47. This clause amends section 71(1), and inserts new section 71(2A), (2B), and (2C) into the Northern Ireland Act 1998. It allows the Commission to institute human rights legal proceedings in its own right, and when doing so to rely upon the European Convention on Human Rights, provided that there is, or would be, a victim (as far as that Convention is concerned) of the unlawful act.
Clause 14: Investigations: evidence
48. This clause inserts new sections 69A and 69B into the Northern Ireland Act 1998.
49. New section 69A allows the Commission by notice to require a person to produce documents or information in their possession, or to give oral evidence for the purpose of an investigation. Subsection (4) of new section 69A provides that, before issuing a notice requiring the provision of evidence, the Commission must have concluded that the matter which it is proposing to investigate has not already been sufficiently investigated by another person. Subsection (5) provides the grounds on which a person served with a notice to provide information may apply to the county court to have the notice cancelled. Subsection (7) enables the Commission to apply to a county court for an order requiring a person to provide the information required. Subsection (8) creates four summary criminal offences relating to the failure to comply with a requirement to provide information or give evidence to the Commission and to the falsification of evidence provided. Subsection (10) provides that the Public Prosecution Service may not be required to supply documents or evidence about a decision whether or not to institute or continue criminal proceedings.
50. New section 69B creates an exemption for national security material from the Commission's power to require the provision of information or evidence under new section 69A. Subsection (1) sets out the circumstances relating to national security, in which a person shall disregard a notice issued under 69A(1). Subsection (4) allows the recipient of a notice under 69A(1) to apply to the High Court for the requirement to provide information to be cancelled on the grounds that it is undesirable for reasons of national security, other than those reasons set out within section 69B(1). Subsection (5) provides that an investigation may not consider whether an intelligence service is acting in a way that is incompatible with human rights; or other matters concerning human rights in relation to an intelligence service.
Clause 15: Investigation: access to prisons, & c.
51. This clause inserts new section 69C into the Northern Ireland Act 1998. It grants the Commission the power to enter places of detention.
52. Subsection (1) of new section 69C provides that, for the purpose of an investigation under section 69(8) of the Northern Ireland Act 1998, the Commission may authorise a person to access a place of detention in Northern Ireland.
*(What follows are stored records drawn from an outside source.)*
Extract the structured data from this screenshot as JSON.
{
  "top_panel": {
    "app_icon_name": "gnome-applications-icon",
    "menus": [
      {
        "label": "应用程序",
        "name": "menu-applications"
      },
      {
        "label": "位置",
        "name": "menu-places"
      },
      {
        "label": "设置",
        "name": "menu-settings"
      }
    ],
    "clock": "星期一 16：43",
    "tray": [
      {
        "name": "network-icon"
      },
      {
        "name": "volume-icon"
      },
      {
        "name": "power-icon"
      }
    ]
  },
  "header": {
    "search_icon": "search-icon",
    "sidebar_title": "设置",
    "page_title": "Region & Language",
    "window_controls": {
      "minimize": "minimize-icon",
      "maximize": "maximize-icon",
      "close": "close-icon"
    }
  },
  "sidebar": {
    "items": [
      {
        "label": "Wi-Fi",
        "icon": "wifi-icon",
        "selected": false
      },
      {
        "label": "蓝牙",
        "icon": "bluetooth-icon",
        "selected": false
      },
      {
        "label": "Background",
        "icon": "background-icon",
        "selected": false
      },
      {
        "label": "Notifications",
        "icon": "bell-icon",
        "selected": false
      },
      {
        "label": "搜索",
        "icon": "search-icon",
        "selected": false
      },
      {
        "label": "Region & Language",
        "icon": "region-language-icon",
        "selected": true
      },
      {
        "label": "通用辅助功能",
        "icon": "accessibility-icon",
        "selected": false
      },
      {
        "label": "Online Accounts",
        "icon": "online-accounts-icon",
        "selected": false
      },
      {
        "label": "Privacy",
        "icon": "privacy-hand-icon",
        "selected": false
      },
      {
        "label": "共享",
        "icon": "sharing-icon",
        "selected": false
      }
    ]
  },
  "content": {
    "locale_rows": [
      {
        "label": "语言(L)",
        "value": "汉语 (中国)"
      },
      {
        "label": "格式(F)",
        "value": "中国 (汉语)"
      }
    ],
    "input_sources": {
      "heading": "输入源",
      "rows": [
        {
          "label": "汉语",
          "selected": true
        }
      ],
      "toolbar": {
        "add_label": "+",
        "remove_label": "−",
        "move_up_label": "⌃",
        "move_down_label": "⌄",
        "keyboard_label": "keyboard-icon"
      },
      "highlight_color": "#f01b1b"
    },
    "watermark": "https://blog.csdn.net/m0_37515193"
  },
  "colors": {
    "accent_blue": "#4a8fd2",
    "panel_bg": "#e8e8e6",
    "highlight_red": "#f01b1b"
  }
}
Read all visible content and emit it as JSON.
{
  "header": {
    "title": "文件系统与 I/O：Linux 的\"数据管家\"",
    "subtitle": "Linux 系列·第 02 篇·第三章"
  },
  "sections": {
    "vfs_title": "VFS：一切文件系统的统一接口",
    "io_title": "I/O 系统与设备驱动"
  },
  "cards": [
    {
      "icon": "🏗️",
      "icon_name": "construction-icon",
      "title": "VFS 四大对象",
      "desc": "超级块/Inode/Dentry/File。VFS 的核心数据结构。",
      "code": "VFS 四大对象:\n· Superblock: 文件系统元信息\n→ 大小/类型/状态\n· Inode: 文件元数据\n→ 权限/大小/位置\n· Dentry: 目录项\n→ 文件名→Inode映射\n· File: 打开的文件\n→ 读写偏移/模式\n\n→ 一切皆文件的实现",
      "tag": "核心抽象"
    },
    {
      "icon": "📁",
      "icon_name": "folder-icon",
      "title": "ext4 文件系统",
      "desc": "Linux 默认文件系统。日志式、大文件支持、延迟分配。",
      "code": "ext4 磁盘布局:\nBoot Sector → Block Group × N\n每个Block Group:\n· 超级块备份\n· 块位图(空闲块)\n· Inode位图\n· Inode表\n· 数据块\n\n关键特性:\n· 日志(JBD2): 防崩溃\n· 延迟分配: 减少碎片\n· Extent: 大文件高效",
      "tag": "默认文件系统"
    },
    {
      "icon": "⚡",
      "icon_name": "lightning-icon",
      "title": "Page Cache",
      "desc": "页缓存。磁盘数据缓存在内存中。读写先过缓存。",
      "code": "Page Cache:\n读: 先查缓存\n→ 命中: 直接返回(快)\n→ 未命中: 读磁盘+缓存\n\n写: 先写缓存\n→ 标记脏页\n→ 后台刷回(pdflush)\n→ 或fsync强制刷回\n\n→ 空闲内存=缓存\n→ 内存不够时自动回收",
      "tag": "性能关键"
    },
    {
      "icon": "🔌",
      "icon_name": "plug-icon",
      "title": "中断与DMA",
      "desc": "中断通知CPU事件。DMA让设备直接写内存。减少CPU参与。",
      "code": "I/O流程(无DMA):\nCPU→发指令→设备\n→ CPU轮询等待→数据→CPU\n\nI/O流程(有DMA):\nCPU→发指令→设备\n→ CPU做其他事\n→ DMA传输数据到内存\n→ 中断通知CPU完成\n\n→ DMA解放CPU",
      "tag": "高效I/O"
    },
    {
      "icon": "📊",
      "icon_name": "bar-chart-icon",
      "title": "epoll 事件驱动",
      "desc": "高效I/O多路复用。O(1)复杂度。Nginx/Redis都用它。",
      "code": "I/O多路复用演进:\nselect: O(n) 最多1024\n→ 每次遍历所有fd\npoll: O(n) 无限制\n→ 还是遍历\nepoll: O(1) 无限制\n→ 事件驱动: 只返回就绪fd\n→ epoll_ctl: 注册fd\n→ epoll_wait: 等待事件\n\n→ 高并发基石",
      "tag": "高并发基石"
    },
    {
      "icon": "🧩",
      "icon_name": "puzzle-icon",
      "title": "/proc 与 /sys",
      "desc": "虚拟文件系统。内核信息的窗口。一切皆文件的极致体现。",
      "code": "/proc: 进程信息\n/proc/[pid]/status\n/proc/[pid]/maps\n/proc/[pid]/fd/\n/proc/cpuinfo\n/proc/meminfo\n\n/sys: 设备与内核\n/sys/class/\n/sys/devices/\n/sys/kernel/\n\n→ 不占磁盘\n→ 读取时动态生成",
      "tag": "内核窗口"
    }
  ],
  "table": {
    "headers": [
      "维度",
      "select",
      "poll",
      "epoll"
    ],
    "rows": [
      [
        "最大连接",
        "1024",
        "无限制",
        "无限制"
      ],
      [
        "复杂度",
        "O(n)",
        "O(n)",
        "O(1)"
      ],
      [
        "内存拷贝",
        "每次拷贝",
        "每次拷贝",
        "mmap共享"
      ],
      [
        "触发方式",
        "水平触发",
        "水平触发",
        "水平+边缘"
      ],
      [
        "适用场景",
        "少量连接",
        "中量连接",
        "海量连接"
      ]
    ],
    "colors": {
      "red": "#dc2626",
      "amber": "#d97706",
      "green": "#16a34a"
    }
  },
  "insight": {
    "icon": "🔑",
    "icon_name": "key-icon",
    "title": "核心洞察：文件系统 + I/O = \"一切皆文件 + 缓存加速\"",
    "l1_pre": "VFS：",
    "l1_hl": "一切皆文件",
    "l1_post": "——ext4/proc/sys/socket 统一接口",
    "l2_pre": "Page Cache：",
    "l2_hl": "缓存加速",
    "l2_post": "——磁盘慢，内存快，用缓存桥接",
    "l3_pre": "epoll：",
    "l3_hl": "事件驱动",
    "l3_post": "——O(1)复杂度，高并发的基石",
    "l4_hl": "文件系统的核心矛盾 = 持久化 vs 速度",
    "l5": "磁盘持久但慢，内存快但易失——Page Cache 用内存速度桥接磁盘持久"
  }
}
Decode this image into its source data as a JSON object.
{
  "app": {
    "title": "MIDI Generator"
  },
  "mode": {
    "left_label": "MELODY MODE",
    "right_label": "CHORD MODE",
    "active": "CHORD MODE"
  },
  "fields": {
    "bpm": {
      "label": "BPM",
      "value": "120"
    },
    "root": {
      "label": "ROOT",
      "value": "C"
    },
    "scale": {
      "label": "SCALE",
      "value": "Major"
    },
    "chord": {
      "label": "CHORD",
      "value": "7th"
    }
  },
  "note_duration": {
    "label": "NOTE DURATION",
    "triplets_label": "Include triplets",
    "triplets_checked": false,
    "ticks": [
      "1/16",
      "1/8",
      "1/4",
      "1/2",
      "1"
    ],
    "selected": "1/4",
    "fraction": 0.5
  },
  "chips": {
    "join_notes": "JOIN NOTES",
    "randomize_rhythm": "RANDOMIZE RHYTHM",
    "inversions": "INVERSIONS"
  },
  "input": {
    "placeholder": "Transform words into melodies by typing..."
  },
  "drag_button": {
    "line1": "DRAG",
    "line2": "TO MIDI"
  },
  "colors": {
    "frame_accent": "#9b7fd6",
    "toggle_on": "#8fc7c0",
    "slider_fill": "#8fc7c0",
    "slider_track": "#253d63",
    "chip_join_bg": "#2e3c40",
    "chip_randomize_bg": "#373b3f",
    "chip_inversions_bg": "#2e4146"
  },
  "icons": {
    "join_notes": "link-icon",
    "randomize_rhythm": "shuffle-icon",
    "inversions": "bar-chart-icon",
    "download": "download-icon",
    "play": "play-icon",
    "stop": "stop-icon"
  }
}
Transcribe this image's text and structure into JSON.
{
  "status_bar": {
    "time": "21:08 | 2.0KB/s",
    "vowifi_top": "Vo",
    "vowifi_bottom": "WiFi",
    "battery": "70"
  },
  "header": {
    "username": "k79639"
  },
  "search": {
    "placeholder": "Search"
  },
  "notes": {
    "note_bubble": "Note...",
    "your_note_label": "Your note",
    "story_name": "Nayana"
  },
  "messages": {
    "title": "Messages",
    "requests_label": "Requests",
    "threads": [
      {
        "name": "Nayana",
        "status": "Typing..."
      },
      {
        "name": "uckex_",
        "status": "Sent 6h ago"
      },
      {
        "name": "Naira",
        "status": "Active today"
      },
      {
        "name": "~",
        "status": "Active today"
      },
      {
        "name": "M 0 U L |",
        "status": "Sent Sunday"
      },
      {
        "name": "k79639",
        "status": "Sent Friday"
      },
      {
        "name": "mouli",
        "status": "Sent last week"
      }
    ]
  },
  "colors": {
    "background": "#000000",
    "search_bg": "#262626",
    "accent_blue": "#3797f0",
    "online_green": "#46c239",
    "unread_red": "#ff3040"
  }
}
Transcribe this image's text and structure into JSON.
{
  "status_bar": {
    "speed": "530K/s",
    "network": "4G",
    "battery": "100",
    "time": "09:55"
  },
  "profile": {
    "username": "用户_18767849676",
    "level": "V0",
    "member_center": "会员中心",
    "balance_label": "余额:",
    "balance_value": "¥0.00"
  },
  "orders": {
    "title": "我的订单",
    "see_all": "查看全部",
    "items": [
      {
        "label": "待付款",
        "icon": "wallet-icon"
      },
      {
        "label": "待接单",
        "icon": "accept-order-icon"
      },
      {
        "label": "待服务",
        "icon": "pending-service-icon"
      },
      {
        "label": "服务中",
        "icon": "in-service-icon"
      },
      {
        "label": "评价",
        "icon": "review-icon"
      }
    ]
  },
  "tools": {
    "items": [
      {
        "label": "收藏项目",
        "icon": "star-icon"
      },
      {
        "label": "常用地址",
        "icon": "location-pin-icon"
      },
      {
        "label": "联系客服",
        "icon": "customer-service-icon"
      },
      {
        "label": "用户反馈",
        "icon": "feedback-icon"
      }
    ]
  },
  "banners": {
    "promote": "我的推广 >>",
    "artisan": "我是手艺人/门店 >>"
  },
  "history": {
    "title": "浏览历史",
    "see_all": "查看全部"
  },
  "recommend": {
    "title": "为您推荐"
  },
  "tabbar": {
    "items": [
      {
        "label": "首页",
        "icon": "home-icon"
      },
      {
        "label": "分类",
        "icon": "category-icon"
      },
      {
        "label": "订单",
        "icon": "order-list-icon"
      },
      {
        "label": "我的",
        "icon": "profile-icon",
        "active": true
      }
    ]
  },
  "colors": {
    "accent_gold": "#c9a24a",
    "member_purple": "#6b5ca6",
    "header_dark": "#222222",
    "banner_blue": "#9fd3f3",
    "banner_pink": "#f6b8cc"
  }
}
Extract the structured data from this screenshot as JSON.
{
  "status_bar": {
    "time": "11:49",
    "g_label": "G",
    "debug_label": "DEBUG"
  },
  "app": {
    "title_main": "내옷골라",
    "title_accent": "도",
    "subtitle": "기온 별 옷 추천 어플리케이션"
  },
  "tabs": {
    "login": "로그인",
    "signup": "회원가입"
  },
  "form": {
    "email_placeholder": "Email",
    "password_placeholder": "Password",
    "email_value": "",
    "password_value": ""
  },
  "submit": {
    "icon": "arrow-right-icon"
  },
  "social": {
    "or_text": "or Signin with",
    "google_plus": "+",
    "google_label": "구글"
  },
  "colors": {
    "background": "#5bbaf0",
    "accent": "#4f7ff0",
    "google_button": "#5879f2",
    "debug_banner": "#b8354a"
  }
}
Subsection (3) lists the places of detention in Northern Ireland that are covered by this power and subsection (12) grants the Secretary of State the power to amend, by order, this list. Subsection (4) requires the Commission, before exercising the power conferred on it by subsection (1), to conclude that the matter it wishes to investigate, with regard to a specified place of detention, has not already been sufficiently investigated by another person. Subsection (6) allows for a place of detention to apply to the county court to order that the power conferred by subsection (1) may not be used to enter a place of detention; to impose restrictions on the use of this power; and to require the Commission to amend its terms of reference. Subsection (9) allows for the Commission to apply to a county court to apply for an order requiring a person to stop obstructing access to a place of detention. Subsection (10) creates a new criminal offence where a person fails, without reasonable excuse, to comply with an order made under subsection (9).
|© Parliamentary copyright 2006||Prepared: 27 November 2006|